WHAT YOU ARE ASKED TO DO: Every line in the records below that holds the word "true" is to be copied.

Data records for software interfaces

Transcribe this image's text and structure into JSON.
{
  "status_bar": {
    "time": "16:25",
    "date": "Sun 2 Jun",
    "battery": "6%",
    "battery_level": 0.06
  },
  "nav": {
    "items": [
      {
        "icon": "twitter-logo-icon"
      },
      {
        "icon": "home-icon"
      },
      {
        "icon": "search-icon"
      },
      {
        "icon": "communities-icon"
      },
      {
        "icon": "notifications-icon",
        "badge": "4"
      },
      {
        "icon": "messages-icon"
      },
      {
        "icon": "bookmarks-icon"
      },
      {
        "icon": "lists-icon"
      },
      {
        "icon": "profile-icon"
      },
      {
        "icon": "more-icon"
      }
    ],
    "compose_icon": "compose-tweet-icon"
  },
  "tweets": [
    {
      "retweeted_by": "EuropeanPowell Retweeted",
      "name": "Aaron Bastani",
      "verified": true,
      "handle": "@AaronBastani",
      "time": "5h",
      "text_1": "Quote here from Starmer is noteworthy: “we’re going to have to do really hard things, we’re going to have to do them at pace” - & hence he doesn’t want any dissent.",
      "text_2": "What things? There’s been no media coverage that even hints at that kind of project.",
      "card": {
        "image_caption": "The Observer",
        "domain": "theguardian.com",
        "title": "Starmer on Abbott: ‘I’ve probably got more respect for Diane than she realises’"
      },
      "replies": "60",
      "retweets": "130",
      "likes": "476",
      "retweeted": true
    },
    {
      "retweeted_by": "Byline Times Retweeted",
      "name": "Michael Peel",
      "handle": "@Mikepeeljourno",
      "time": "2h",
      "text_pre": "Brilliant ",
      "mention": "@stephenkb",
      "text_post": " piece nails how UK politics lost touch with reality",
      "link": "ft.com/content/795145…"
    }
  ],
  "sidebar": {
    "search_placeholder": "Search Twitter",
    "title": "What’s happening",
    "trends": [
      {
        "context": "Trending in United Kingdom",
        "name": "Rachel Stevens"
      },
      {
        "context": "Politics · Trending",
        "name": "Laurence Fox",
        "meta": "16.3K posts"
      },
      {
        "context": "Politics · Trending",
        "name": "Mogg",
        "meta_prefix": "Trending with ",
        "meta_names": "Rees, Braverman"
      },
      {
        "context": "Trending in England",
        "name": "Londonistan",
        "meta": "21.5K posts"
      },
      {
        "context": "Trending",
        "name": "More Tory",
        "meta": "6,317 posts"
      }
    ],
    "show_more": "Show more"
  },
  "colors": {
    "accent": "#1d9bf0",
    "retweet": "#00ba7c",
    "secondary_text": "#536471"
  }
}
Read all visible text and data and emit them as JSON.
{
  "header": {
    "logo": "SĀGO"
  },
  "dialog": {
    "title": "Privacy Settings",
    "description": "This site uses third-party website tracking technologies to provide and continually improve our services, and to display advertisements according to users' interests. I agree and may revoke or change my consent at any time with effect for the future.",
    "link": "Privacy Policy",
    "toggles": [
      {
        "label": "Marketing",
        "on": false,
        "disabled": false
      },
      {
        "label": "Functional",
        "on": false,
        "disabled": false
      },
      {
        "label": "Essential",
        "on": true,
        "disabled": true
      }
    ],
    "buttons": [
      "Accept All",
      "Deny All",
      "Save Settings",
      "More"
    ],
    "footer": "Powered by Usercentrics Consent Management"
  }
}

SOLUTION BELOW:
      "verified": true,
      "retweeted": true
        "on": true,
        "disabled": true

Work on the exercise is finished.